Why was NCACA created?

The Arena Stage, Studio Theater, Woolly Mammoth Theater, and others would not exist in their current forms without the National Capitol Arts and Cultural Affairs Program.  In any city the largest arts institutions draw the most focus from foundations, and private funders (including board members.) While Federal arts insitutions including the Smithsonians and Kennedy Center are a great benefit for District residents and the District’s economy, their presence has created a strong downward pressure on the local arts community. They reduce support for local DC arts organizations, not only in foundation dollars, but in board participation and private money.

With no vote in Congress, what can we do about these Federal DC Arts cuts?

Make sure that our local politicians know they’re happening, and that DC’s arts agency, the DC Commission on the Arts and Humanities (DCCAH), needs additional funds to offset their impact. Read additional articles about the NCACA cuts here and here.

Additional Federal Arts Cuts

President Obama’s FY12 budget proposal released Feburary 14, 2011 contains several cuts for the arts in D.C.  His proposal reduces the National Endowment for the Arts (NEA) budget from 167 million to 145 million, the National Endowment for the Humanities budget from 168 to 146 million. To download a copy of the President’s budget transmittal document, click here. You can find the NEA information on page 123, the NEH information on page 124, and the NCACA information on page 141. The final Federal FY12 included a 20 million reduction from FY11.  NEA money is used to cover administrative expenses, for agency programming, re-granted in state block grants, and re-granted in individual grants. The NEA has not yet released a detailed plan for how the cuts will be accommodated. In FY 11 the DC Commission on the Arts and Humanities received $710,000 from the NEA.

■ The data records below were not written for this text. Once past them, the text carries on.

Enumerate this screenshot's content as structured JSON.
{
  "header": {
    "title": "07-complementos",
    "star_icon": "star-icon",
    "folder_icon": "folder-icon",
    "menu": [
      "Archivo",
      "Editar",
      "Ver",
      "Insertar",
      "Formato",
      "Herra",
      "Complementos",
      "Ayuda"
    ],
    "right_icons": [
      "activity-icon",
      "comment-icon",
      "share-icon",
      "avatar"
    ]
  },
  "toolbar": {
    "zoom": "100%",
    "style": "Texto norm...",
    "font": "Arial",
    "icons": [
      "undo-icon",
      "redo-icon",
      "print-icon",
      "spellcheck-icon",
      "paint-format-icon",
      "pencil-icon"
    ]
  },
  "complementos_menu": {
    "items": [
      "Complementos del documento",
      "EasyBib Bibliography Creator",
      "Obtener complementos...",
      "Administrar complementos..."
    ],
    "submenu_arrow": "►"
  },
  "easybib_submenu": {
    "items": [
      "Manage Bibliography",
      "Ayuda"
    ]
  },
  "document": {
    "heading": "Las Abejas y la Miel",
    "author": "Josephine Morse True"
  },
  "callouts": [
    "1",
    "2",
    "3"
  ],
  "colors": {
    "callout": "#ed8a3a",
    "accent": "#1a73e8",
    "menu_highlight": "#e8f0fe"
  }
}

The DC Advocates for the Arts are members of the Americans for the Arts, and while DC does not have representation in Congress, we encourage District residents to participate in National Arts Advocacy Day. Together we can protect Federal funding for the arts.

Stay tuned to our facebook page for information news alerts as they occur: www.facebook.com/pages/DC-Advocates-for-the-Arts/184310074921149.